Wayne and I are missing church this morning due to a “winter weather advisory” which includes icy rain and slick roads. Then we’re getting some snow! I’ll miss going this morning because weather and wellness permitting, during the fall, winter and spring, Wayne and I go to our Episcopal church in Cape Elizabeth* every Sunday. We prefer the early morning quiet and “contemplative” service which means there are no hymns, choir nor an organ being played. Unlike the later service there is a relatively small attendance of regulars. Here are some things I really love about our ritual:
It takes the edge off.
Decades ago I drank to destroy the clarity of painful memories. Over the years after I put down that destructive compulsion I replaced it with healthy coping skills. Even so, the most sophisticated cognitive-behavioral applications can’t address the issue of forgiveness*. As long as I’m resentful, whether towards others or myself, I’m not at peace. During that hour my burden is lightened. It’s not just an attitude adjustment; it’s healing. I change.
In a crazy, ever-changing world, I can count on it.
There’s comfort in familiarity and having rituals that help ground me while elevating me spiritually. The Lord’s Prayer has special significance for me, yet left to my own devices I don’t stop to pray because I’m “too busy”. On Sunday morning, time becomes sacred and it’s not taken for granted. I’m humbled and appreciate the need to keep praying.
I love the candles, stained glass and open space.
It’s a vastly different view from what I look at the rest of the week. Electronic distractions are banished from view. I feel a connection to simpler times in New England when people gathered to worship. Other than electric lighting, it seems timeless, especially when the (real) church bell rings.
Good sermons spark compassionate self-reflection.
Our rector, Rev. Timothy A. Boggs, is a gifted orator whose sermons inspire me. I always welcome the opportunity for self-improvement. It’s much easier to change when I can forgive myself not just for whatever it is I’m berating myself over and about, but forgive that I’m even doing it in the first place. Then I can forgive myself for my self-absorption and focus on how I can be a more compassionate person, especially towards those I was resenting.
Always forgive your enemies; nothing annoys them so much.
It’s something Wayne and I enjoy as a couple.
We bring our own copy of the Book of Common Prayer that we share during the service.

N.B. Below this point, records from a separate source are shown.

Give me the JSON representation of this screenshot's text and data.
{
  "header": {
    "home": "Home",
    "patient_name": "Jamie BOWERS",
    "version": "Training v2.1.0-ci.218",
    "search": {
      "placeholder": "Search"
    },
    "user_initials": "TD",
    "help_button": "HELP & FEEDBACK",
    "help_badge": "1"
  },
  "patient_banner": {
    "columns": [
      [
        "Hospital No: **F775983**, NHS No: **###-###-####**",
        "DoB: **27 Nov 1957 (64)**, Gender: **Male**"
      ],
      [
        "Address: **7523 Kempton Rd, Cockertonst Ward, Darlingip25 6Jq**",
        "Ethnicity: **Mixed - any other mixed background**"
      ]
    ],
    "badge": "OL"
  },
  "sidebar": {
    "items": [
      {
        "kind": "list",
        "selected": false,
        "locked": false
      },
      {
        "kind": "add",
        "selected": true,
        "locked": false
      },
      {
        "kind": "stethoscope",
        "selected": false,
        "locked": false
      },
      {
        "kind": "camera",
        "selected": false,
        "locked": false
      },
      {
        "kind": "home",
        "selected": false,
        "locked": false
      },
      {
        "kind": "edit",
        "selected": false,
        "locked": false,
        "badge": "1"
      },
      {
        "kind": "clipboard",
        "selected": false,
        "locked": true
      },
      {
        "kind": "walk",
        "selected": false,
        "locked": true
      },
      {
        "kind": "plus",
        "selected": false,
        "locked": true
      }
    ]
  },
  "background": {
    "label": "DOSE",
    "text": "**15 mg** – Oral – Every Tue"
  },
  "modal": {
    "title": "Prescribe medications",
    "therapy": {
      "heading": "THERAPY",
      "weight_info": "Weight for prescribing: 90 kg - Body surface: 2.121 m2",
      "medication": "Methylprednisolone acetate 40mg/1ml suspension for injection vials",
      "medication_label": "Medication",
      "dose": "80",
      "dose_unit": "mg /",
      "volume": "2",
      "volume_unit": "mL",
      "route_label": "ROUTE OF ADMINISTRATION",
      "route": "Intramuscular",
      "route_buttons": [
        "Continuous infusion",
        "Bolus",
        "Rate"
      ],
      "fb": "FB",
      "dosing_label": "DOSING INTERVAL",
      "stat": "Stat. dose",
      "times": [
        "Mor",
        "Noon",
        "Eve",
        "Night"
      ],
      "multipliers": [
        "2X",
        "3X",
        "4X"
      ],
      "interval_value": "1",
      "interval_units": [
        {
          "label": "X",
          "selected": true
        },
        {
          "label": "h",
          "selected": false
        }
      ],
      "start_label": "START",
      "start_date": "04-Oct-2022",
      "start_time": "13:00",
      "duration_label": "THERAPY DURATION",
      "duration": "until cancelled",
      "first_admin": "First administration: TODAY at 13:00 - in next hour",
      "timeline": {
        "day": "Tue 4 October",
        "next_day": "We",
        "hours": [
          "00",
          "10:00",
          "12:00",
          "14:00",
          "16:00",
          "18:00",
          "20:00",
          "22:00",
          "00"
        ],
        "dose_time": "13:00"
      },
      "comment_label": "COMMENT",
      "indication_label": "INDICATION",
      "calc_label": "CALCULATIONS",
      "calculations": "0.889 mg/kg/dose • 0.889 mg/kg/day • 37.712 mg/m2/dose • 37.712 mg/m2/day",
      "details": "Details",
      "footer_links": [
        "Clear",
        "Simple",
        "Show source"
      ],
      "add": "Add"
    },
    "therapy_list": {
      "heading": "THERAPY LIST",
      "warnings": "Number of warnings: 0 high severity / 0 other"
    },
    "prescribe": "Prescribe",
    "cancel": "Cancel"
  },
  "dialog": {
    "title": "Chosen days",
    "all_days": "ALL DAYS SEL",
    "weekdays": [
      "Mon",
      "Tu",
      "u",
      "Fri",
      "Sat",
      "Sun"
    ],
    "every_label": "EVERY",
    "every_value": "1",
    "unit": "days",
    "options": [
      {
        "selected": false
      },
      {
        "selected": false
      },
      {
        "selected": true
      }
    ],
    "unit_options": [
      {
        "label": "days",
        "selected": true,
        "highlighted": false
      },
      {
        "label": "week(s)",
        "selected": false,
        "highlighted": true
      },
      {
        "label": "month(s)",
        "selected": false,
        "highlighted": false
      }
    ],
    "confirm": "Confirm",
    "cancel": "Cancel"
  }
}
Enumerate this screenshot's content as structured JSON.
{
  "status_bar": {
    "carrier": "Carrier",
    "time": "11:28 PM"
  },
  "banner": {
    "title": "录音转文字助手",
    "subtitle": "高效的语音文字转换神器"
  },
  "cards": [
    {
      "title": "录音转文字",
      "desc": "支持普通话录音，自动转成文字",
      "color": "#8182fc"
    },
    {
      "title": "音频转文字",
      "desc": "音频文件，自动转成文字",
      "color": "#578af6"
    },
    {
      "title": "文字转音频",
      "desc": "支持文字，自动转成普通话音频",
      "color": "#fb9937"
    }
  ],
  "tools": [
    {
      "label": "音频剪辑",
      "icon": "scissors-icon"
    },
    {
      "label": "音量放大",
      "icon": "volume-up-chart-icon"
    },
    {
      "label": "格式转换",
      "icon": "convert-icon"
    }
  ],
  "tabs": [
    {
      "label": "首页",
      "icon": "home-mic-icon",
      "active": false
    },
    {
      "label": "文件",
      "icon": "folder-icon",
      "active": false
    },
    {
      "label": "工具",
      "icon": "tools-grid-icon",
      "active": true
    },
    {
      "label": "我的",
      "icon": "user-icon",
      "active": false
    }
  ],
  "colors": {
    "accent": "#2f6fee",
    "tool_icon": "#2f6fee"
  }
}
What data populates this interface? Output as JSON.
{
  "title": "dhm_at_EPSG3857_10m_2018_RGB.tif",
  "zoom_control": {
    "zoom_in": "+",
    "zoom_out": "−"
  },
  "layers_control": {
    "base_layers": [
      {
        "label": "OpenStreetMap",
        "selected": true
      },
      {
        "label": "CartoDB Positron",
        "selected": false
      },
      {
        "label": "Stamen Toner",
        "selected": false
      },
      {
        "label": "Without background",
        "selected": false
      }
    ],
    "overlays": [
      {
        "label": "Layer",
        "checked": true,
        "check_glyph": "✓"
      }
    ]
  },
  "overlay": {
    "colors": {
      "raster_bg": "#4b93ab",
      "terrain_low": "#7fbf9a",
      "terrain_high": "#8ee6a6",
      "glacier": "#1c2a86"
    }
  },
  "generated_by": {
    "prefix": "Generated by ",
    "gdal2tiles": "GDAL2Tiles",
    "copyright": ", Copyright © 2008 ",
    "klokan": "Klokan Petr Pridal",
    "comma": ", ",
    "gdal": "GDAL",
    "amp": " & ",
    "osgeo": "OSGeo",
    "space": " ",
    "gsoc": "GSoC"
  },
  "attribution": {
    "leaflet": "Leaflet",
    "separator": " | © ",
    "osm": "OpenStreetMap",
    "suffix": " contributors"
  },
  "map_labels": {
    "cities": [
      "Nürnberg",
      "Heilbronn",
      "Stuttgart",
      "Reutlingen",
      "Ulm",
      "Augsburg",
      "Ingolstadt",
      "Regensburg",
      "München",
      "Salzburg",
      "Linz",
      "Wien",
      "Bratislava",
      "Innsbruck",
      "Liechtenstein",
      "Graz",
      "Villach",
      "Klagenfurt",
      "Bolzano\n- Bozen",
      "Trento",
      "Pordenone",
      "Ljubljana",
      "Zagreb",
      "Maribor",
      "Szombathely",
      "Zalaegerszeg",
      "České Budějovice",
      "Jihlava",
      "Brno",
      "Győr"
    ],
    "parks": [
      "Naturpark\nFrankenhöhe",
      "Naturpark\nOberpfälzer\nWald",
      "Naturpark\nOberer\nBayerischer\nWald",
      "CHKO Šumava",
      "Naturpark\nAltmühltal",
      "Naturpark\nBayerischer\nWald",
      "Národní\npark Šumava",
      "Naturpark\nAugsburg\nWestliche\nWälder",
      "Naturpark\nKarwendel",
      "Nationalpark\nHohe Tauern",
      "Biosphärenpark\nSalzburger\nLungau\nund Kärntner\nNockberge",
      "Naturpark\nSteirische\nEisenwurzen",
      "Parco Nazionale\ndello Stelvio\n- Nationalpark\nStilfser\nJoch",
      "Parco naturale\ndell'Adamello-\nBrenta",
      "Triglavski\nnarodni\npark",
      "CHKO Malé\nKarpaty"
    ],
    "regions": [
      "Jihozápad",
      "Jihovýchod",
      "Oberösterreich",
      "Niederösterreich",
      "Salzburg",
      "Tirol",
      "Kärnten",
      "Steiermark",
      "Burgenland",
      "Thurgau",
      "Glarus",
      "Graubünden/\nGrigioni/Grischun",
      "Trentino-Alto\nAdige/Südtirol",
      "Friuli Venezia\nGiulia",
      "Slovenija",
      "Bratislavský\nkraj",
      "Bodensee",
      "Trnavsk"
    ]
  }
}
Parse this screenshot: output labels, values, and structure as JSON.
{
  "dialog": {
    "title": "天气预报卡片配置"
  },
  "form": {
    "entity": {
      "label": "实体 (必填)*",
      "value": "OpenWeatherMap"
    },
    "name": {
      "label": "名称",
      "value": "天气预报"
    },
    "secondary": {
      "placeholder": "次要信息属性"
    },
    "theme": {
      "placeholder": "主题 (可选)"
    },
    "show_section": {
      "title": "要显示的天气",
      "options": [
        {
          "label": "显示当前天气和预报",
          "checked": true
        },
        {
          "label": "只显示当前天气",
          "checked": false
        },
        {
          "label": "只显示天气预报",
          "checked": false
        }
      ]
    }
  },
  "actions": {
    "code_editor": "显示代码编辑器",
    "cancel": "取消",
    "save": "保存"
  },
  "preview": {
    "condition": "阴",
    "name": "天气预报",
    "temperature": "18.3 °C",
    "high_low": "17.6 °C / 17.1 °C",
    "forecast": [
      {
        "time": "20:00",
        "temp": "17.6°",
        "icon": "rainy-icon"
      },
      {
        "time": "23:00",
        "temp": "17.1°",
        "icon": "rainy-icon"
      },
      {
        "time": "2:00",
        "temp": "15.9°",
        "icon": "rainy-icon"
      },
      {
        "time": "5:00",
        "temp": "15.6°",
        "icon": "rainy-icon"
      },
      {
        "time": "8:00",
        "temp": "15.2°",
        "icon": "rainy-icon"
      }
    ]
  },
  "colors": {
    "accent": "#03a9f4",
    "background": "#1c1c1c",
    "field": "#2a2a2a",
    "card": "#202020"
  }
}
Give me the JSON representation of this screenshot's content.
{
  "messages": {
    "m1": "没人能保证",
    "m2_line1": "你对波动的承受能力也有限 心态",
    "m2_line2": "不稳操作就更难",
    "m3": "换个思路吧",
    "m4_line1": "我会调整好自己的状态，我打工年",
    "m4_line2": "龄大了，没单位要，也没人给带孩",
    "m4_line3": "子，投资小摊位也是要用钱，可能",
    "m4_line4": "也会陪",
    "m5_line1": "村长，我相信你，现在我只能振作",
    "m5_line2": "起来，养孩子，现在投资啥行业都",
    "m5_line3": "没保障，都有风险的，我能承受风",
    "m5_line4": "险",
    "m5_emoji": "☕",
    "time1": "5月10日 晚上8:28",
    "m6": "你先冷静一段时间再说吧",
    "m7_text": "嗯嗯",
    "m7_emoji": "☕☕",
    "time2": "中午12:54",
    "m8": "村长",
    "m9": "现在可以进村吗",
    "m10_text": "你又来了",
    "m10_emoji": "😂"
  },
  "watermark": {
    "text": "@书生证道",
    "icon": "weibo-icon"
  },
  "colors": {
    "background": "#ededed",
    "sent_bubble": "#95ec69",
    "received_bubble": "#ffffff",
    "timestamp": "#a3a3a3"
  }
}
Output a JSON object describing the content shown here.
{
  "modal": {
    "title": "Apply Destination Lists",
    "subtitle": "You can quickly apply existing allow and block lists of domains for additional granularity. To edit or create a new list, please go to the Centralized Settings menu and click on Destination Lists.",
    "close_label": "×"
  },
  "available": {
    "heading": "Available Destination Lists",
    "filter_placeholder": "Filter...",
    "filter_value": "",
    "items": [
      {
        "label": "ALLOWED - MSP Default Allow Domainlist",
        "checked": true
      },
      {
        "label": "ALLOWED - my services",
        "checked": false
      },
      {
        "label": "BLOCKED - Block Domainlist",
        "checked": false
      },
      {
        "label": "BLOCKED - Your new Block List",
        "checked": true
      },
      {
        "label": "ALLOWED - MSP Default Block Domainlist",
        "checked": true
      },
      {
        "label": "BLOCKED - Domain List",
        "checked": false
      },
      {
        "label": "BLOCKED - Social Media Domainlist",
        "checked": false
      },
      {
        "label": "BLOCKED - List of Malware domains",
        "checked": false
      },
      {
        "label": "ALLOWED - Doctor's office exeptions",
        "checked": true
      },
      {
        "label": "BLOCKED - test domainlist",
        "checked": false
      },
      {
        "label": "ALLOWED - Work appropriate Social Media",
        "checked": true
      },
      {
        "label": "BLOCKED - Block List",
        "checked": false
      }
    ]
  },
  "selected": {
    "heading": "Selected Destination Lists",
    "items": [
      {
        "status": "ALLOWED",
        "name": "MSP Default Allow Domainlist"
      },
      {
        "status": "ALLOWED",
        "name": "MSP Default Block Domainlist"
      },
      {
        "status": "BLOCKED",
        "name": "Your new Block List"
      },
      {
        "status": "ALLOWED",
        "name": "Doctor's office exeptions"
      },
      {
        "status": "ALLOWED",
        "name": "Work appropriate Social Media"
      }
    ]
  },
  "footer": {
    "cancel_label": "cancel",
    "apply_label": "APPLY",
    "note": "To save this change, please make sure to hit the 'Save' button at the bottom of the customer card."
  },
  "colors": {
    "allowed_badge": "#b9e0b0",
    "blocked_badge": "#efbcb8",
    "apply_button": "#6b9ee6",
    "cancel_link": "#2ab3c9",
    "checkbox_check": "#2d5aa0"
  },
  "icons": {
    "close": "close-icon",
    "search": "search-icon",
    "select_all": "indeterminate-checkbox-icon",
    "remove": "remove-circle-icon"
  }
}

We usher as a couple. On our way home from the service we reflect on the sermon together.
As for what we will be doing this morning instead of going to church, Wayne is catching up on some sleep and I’ll be baking a loaf of gluten-free bread from my own recipe which as always contains zero Xanthan gum or artifice. I tweak it every time and think I’m getting closer to having it become sandwich bread which is the holy grail of gluten-free baking!
*If you’ve been following my blog since last summer you know that Wayne and I did a Maine Episcopal Summer Chapel Tour. We have become members of St. Ann’s in Kennebunkport so it is now our summer church. In addition to St. Ann’s we will visit with some of the friends we made at the other chapels.
**I know forgiveness is a very charged word. I wanted nothing to do with it for most of my life. It does not mean to forget, nor does it mean the absence of healthy boundary-setting and consequences. I have a lot to share about this topic at a future time.